So with the flames layer selected, I'm going to go to the Pen tool and draw a rough square or rectangle around the engines, and that will separate them. You're going to have to key this over time. So go to your masks, click on the time icon beside mask path, go to other frames, and then update the mask shape. Now I'm only going to set a couple of frames here, just to save time. You'll need to spend a few minutes to go through the entire timeline and set a key every few frames.
At least when the engines are on. So very quickly, I'll set a few here. Once you get the mask, then you can start dealing with the opacity. So let's say that on frame 40, the engines are definitely on. So I'll key the opacity at 100% But then at 45, the pilots cut the engines, and they're off, zero. But by the time we get to frame 90, well, he's still sitting there. So the engines are still off. So I'm going to force the keyframe at zero. So I'm going to right mouse button click over Opacity and add keyframe.
But then in frame 95 he's back on again, 100%. So that's a pretty gradual on and off. What we can do instead, though, is flicker or sputter the engines. One way to do that is just to randomly change the values in between your current keyframes. So if I go to frame 42, I can suddenly drop the opacity to 25, but then say 44 or so, then shoot up the engines to 33. So that's a gradual sputter where it fluctuates instead of tapering in a linear fashion.
Now that's a more subtle one.

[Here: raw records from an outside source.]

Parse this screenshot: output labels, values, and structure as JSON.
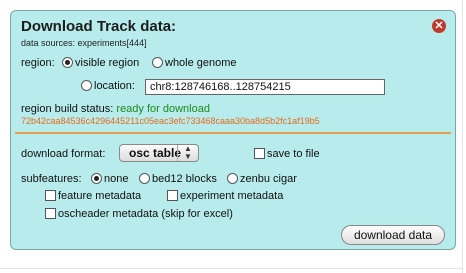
{
  "dialog": {
    "title": "Download Track data:",
    "data_sources": "data sources: experiments[444]"
  },
  "region": {
    "label": "region:",
    "option_visible": "visible region",
    "option_whole": "whole genome",
    "option_location": "location:",
    "location_value": "chr8:128746168..128754215",
    "selected": "visible region"
  },
  "build_status": {
    "label": "region build status:",
    "status": "ready for download",
    "hash": "72b42caa84536c4296445211c05eac3efc733468caaa30ba8d5b2fc1af19b5"
  },
  "format": {
    "label": "download format:",
    "selected": "osc table",
    "save_to_file": "save to file"
  },
  "subfeatures": {
    "label": "subfeatures:",
    "option_none": "none",
    "option_bed12": "bed12 blocks",
    "option_zenbu": "zenbu cigar",
    "selected": "none",
    "feature_metadata": "feature metadata",
    "experiment_metadata": "experiment metadata",
    "oscheader_metadata": "oscheader metadata (skip for excel)"
  },
  "actions": {
    "download": "download data"
  }
}
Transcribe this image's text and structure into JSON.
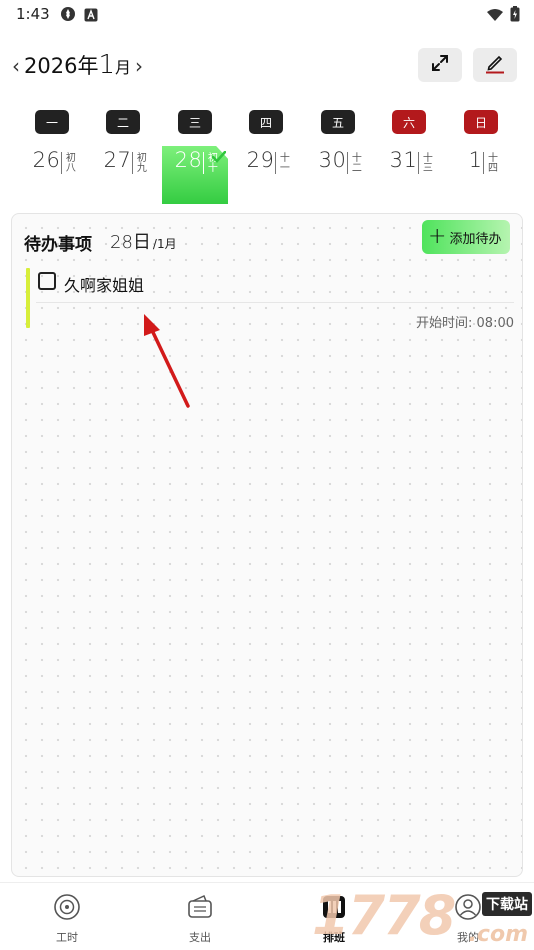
{
  "status_bar": {
    "time": "1:43",
    "left_icons": [
      "settings-gear-icon",
      "keyboard-a-icon"
    ],
    "right_icons": [
      "wifi-icon",
      "battery-icon"
    ]
  },
  "header": {
    "year_label": "2026年",
    "month_number": "1",
    "month_unit": "月",
    "prev_icon": "chevron-left-icon",
    "next_icon": "chevron-right-icon",
    "actions": [
      "expand-icon",
      "pencil-icon"
    ]
  },
  "week": {
    "days": [
      {
        "weekday": "一",
        "date": "26",
        "lunar": "初八",
        "weekend": false
      },
      {
        "weekday": "二",
        "date": "27",
        "lunar": "初九",
        "weekend": false
      },
      {
        "weekday": "三",
        "date": "28",
        "lunar": "初十",
        "weekend": false,
        "selected": true
      },
      {
        "weekday": "四",
        "date": "29",
        "lunar": "十一",
        "weekend": false
      },
      {
        "weekday": "五",
        "date": "30",
        "lunar": "十二",
        "weekend": false
      },
      {
        "weekday": "六",
        "date": "31",
        "lunar": "十三",
        "weekend": true
      },
      {
        "weekday": "日",
        "date": "1",
        "lunar": "十四",
        "weekend": true
      }
    ]
  },
  "todo": {
    "title": "待办事项",
    "date_day": "28日",
    "date_month": "/1月",
    "add_button_label": "添加待办",
    "items": [
      {
        "text": "久啊家姐姐",
        "start_time": "开始时间: 08:00",
        "checked": false,
        "accent_color": "#d7ee3a"
      }
    ]
  },
  "bottom_nav": {
    "items": [
      {
        "label": "工时",
        "icon": "clock-circle-icon"
      },
      {
        "label": "支出",
        "icon": "wallet-icon"
      },
      {
        "label": "排班",
        "icon": "schedule-icon",
        "active": true
      },
      {
        "label": "我的",
        "icon": "person-icon"
      }
    ]
  },
  "watermark": {
    "text": "1778",
    "site": "下载站",
    "domain": ".com"
  },
  "colors": {
    "selected_green": "#34cc42",
    "weekend_red": "#b3191c",
    "weekday_dark": "#222222",
    "arrow_red": "#d21a1a"
  }
}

If you want the sputter to be more intense, make a greater range of values. So if I go to frame 90, they're off, at zero. But then two frames later, I can shoot the opacity up to 75, but then shoot it back down to a low number, say 25. And then of course, at that point, they go back to being 100%. So it's more of an intense variation so you'll see more of a flicker there, or a sputter. Now you should experiment with those values and come up with your own variation there.
Now we can also flicker the engine when it's on in general, just so there's this subtle change as it's on. So one way to do that is to just randomly select values every frame. So maybe, on the first frame, it's 90. Then they go down to 75 on the frame after that. And after that, they get back up to 95. And then they go down to 16. So just random up down, up down, up down. The greater the difference in values, the greater the sputter and the flicker.
Once you have a chunk of keyframes, you can draw a marquee around them, turn them yellow, Cmd or Ctrl, copy them with the C key. And then paste them into empty areas. And you can just keep pasting, paste over old keyframes. You can even grab a larger chunk of keyframes now and copy those. Paste those in. And keep pasting until you've filled in that on area. You can do that here before frame 40, and also after frame 95. So if you want to see what this looks like in the Curve Editor, just click the Include This Property button.
Go to Curve Editor here and you can see that random fluctuation. And in fact, you can move keyframes around here if you want to. Just click them and then drag them. Now I'll leave the exact animation up to you. Again, experiment. But the goal is to get a flicker when the engine's on, and then a stutter or a sputter as they turn off and turn back on for a few frames. And of course you'll need to finish all the animation on the mask so that the engines are saved but the navigational thrusters are thrown away. So there's a brand new render pass. And we use some of our old tools like, Channel Blur and Glow, to add some variation.
And more importantly, we've added a mask, to separate out just one part of the layer, and throw away the rest.
- Setting up the project in After Effects
- Combining background elements
- Layering render passes
- Adapting stock footage
- Adding After Effects particles
- Color grading the composite
- Adding camera shake and grain